(Records contained in a dataset)
※ ※ ※

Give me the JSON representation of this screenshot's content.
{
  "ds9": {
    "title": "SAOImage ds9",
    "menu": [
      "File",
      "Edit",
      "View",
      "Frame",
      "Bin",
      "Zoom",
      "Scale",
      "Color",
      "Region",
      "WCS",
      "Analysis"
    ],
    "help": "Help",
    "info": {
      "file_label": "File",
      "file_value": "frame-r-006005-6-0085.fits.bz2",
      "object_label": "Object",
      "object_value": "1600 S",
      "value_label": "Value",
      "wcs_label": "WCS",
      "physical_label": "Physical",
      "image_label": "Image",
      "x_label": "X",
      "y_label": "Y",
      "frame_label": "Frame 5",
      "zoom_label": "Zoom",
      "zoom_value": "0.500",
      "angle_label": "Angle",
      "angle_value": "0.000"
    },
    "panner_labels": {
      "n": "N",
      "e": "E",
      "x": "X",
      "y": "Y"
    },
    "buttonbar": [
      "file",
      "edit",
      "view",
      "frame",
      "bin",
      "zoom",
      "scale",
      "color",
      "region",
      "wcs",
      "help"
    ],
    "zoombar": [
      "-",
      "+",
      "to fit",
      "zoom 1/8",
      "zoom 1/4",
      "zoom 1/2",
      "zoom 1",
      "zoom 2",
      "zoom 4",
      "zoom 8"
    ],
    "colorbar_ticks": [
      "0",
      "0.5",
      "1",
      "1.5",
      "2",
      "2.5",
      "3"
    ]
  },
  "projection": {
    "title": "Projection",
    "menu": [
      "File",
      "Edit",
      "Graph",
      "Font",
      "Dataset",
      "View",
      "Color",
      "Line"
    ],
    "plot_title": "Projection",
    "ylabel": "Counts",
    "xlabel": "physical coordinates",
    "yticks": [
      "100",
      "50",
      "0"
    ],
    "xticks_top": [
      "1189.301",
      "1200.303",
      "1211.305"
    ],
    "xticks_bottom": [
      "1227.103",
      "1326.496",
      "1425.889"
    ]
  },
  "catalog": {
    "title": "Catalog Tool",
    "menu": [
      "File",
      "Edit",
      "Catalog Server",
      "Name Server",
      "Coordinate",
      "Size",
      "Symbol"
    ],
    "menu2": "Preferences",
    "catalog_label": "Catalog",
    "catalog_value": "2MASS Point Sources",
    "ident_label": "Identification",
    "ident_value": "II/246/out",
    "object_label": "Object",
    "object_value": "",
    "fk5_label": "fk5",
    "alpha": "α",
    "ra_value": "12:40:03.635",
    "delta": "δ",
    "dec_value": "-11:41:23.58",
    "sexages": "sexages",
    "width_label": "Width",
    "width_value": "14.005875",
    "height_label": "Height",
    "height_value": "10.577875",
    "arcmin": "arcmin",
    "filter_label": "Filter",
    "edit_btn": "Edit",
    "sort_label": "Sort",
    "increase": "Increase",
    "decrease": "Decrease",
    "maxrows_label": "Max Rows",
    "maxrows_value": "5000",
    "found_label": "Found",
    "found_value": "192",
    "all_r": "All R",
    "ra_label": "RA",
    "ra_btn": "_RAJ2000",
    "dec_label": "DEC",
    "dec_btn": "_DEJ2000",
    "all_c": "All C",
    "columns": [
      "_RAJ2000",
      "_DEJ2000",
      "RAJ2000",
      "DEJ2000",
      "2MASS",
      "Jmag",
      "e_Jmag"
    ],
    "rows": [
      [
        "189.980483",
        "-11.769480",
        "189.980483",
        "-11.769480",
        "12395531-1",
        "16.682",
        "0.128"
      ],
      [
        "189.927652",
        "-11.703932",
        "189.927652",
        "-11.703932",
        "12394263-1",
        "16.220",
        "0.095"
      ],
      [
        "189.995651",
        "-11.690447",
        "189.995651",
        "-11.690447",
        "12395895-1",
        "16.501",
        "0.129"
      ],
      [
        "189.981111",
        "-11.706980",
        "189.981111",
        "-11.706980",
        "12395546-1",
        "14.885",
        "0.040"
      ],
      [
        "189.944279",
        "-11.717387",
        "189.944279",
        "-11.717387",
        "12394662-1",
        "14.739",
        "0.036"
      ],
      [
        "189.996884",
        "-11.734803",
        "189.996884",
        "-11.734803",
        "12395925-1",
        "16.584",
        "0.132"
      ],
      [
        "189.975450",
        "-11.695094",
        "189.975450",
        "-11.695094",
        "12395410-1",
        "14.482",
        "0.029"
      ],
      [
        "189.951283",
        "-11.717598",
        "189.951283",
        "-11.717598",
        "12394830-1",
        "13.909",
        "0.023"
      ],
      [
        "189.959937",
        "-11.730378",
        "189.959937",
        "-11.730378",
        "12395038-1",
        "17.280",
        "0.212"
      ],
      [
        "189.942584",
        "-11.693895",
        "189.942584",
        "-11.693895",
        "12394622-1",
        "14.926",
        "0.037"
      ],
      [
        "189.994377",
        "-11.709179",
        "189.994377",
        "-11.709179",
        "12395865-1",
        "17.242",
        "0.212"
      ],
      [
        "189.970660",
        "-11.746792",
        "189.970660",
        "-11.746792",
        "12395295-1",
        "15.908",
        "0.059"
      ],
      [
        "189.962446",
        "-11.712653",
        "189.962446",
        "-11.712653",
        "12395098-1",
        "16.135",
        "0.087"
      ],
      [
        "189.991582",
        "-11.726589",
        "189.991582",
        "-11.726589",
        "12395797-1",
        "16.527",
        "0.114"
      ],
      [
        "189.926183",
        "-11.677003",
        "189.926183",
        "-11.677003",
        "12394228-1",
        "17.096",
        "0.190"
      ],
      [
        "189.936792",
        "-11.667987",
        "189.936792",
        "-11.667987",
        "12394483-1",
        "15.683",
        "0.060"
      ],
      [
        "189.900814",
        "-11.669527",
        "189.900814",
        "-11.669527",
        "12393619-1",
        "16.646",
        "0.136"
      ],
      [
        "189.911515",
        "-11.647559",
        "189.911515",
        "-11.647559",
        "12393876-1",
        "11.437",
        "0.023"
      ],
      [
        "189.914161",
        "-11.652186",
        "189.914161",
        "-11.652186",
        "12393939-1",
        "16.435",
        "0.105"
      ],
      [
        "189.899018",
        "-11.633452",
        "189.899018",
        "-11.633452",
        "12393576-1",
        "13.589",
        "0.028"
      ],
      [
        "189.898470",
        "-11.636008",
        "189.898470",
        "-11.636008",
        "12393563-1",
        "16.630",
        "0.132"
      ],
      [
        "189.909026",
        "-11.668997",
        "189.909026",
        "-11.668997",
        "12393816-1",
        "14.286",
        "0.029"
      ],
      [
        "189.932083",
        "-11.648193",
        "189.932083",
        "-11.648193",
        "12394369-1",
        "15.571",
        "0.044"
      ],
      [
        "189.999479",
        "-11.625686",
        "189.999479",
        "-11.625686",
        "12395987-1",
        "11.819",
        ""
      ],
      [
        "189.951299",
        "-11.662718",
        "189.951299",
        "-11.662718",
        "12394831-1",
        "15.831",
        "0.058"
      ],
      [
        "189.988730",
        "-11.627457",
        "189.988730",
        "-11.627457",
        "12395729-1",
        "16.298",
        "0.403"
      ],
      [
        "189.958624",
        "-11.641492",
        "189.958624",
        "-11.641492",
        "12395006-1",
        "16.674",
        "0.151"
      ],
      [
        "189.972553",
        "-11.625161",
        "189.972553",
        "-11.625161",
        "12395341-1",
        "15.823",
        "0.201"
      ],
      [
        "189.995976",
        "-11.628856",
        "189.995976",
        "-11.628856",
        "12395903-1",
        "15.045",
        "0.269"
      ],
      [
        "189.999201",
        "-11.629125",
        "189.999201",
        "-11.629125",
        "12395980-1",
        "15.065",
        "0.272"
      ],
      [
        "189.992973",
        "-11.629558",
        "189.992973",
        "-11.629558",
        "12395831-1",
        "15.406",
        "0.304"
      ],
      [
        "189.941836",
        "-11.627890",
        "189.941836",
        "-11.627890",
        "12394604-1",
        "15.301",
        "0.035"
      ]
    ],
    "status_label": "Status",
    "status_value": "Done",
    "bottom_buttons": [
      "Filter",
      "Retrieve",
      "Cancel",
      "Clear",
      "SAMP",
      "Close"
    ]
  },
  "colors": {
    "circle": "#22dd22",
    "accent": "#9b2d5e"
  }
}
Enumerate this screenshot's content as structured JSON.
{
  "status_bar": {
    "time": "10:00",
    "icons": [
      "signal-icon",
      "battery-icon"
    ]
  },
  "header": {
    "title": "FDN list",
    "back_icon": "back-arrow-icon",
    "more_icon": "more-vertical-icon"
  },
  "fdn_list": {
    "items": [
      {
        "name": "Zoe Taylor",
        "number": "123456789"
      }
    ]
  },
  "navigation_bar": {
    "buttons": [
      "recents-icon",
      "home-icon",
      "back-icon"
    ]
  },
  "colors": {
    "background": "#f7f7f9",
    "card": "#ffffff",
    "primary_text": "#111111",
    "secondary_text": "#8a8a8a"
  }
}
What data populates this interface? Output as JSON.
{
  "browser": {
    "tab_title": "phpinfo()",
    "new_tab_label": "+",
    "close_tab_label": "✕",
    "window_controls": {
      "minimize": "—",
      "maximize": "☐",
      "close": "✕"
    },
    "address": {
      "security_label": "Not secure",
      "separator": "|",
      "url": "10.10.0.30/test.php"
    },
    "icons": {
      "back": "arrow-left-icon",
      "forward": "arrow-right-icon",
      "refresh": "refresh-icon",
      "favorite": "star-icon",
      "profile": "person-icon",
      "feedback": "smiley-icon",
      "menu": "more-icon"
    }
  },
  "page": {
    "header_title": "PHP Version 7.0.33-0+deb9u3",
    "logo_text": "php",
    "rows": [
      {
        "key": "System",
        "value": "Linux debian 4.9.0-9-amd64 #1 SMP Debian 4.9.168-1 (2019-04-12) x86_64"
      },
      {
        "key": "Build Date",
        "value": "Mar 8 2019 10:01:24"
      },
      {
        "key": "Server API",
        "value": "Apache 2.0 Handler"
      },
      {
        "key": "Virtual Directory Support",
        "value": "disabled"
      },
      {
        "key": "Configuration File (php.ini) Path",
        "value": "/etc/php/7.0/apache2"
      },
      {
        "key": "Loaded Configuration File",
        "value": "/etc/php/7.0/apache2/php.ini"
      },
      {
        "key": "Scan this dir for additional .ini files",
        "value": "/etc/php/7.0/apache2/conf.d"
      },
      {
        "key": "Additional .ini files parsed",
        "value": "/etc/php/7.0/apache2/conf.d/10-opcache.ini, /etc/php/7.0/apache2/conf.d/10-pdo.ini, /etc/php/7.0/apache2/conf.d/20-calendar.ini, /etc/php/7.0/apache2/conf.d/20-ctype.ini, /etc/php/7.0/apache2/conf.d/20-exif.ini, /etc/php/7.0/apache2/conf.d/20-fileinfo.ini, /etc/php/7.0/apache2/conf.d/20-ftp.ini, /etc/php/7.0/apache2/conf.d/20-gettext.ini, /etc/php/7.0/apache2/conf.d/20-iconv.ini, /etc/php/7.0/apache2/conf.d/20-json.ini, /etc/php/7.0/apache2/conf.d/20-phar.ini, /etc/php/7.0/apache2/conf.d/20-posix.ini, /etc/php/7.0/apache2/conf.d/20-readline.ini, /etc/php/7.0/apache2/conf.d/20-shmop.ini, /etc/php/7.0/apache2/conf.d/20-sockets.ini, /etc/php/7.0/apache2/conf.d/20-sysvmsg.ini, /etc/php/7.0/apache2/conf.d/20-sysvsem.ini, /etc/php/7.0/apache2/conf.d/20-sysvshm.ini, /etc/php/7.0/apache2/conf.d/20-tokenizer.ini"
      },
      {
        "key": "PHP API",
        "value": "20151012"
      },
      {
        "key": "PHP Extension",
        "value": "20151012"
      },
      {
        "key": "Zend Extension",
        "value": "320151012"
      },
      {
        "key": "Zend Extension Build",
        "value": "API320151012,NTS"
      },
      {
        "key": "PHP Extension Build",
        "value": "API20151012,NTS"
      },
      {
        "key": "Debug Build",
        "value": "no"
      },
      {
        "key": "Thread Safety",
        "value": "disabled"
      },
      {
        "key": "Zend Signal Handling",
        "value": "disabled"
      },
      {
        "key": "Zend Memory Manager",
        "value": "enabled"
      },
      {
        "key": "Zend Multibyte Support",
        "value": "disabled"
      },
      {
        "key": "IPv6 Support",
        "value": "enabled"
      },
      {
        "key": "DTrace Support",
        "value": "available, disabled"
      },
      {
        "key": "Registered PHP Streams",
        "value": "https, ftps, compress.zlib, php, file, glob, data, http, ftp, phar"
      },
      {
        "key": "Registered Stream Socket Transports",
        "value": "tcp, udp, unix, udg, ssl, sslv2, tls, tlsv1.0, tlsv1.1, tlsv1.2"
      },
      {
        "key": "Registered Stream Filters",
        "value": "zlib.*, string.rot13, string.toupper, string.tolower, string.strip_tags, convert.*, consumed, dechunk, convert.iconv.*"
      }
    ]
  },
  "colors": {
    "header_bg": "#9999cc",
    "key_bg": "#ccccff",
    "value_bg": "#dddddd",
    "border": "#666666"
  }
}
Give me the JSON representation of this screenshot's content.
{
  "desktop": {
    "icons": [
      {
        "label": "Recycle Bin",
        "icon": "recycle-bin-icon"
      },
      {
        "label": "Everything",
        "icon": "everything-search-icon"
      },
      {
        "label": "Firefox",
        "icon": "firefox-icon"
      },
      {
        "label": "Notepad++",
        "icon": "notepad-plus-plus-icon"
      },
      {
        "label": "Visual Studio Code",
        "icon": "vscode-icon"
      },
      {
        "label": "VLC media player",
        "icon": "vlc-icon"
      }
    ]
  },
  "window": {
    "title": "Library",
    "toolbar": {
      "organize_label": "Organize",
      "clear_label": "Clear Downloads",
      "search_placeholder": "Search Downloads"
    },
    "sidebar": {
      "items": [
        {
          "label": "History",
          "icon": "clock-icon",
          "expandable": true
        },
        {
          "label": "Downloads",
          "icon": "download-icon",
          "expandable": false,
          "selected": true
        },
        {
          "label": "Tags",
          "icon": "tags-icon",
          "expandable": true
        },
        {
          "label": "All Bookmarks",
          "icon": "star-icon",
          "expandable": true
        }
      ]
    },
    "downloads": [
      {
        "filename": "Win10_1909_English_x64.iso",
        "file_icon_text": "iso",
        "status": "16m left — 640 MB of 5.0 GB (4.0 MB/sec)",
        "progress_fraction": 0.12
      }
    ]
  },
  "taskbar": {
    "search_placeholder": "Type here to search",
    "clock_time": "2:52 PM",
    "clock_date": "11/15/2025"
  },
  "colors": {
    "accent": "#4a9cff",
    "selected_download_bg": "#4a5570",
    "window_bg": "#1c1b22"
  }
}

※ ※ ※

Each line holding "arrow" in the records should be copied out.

== Your response ==
    "back_icon": "back-arrow-icon",
      "back": "arrow-left-icon",
      "forward": "arrow-right-icon",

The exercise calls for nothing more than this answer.